There is a significant difference between the +2 cards of Ghost Ship and the +3 cards of the attacks in the previous section. The card-drawing of Ghost Ship simply counteracts the Ghost Ship attacks of your opponents, and doesn’t really allow you to build chains or draw larger hands. Ghost Ship does not provide enough drawing to be the primary source of +cards in an engine. Still, it slows the pace of the game down, which does open more doors for engines than othe BM strategies. But a lot of times, there won’t be a great a great engine to build, and Ghost Ship BM is pretty strong. Generally for Ghost Ship BM, you want as many Ghost Ships as possible, so you can keep playing them every turn. As explained in the Ghost Ship article, it’s important to be able to play multiple Ghost Ships in a row, so you probably want to get your 2nd (or even 3rd) Ghost Ship before your second Gold.
Since you’re trying to play Ghost Ships every turn, you really have no room for other terminal actions, so if you’re going to open with a terminal action, it better be a good one. This includes usual suspects (Jack, Masquerade, Island, Swindler, Monument), and additionally because of the decreased pace of the game, you can actually afford to open with multi-card trashing like Remake or Steward. Losing an early game turn or two to trashing is less painful in the typically longer Ghost Ship games, and you will have time to reap the benefits of a more streamlined BM deck.
The jury is still out on Oracle.
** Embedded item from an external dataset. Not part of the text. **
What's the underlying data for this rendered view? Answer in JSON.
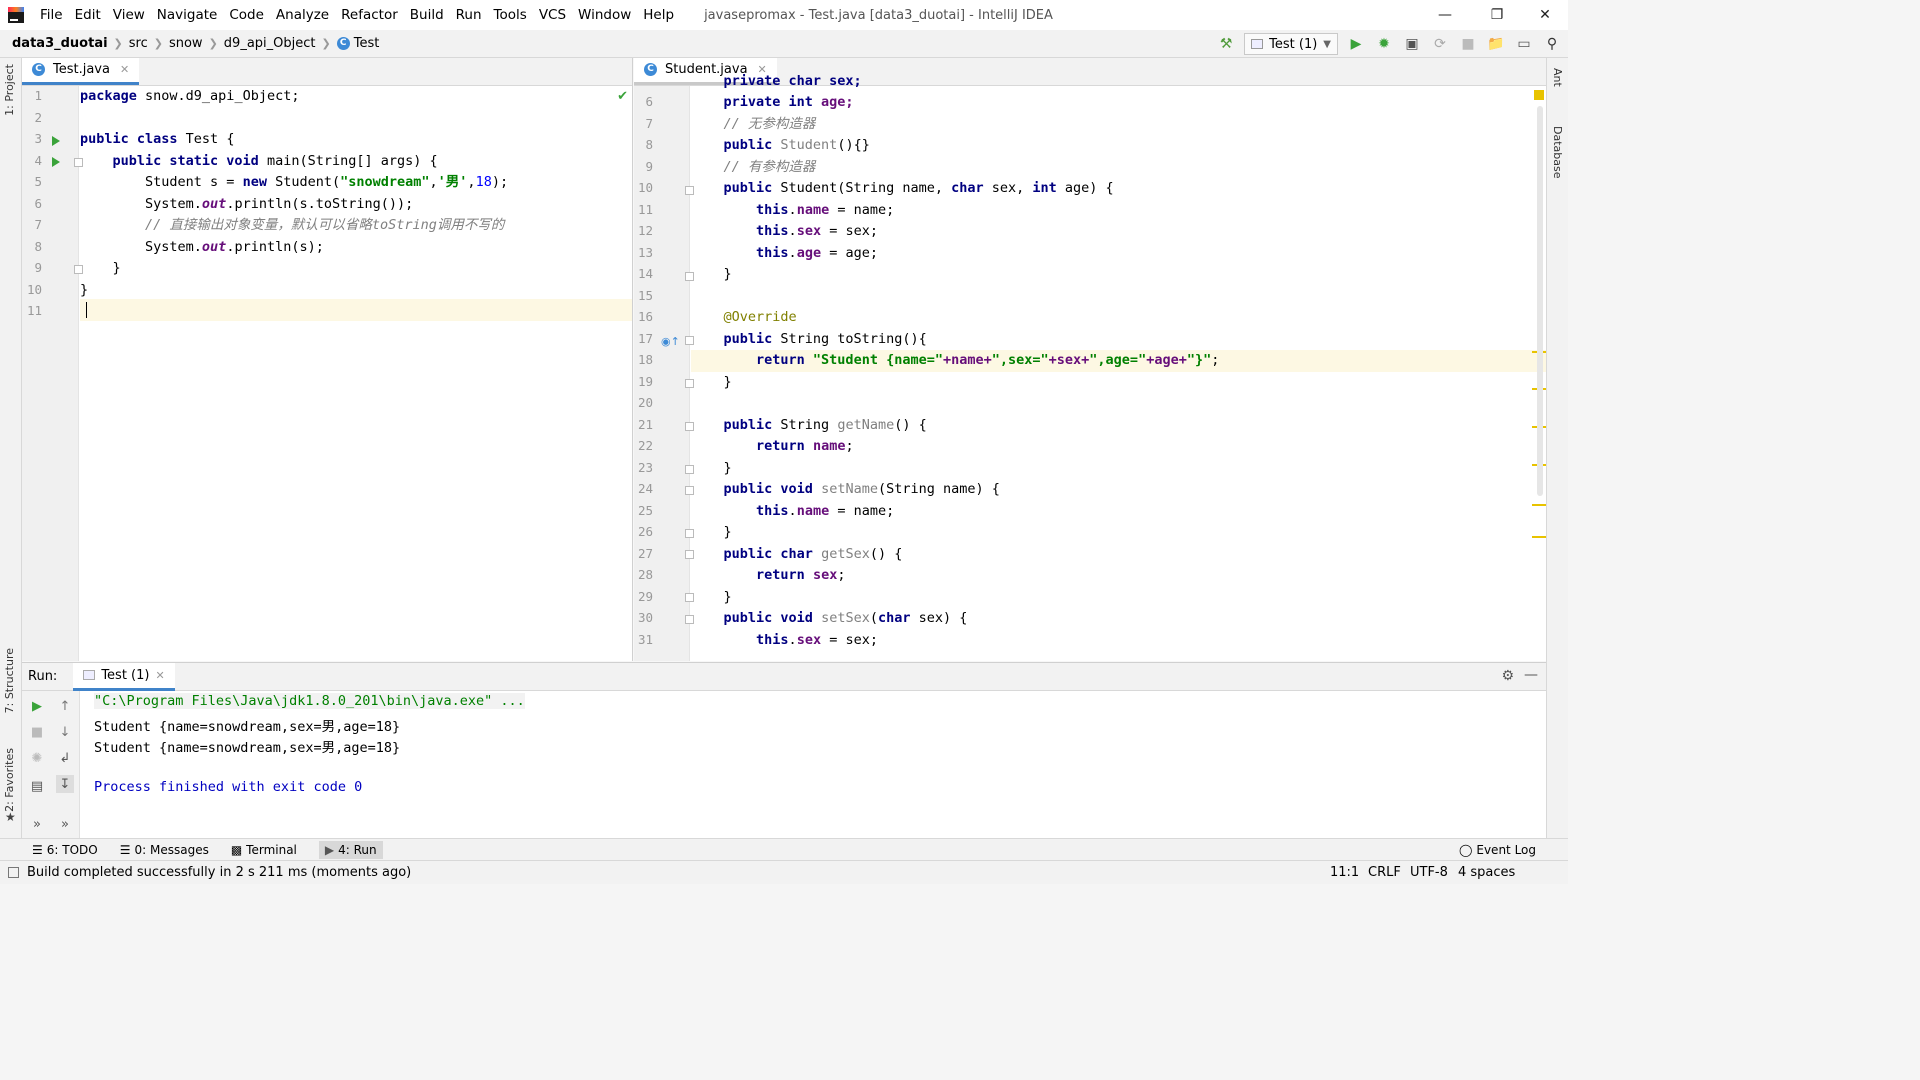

Simulators don’t play it well, so it’s hard to say how well it does in various situations. Its draw is a little better than that of Ghost Ship, because it comes with a filter, but it’s still probably not enough to be the primary source of +Cards in an engine. Additionally, while the attack can be strong, it’s not consistently strong enough to noticeably lengthen a game. Since it can’t force long games like the $5 terminal draw attacks, Oracle will probably end up being used as a BM card more often than those attacks. In Oracle BM, because it only draws 2 cards, and it comes with a filter, you can probably afford to go up to 3 of them.
Technically, the witches are terminal draw cards, but that aspect of the cards is more of an afterthought. They are primarily cursers, and the way the game plays out is going to depend largely on how you handle the curses or play with an uglier deck. Because they really junk up your deck, you will end up playing them in BM a fair amount. You usually want to stop at 2 (maybe 3 in rare situations where your opponent is trying to ignore Witch and make an engine) cursers because once the curse pile runs out, they’re not doing a whole lot for you. After that, because they aren’t actually major drawing cards and because your deck is probably a bit bloated from the curses, you can easily add in a few more terminals. In terms of openings for Witch, you’re looking at most of the typical stuff except Island, which doesn’t provide money to help you get to $5 early, and doesn’t trash enough to make up for it. You can, however, go with stronger trashers like Chapel or Ambassador.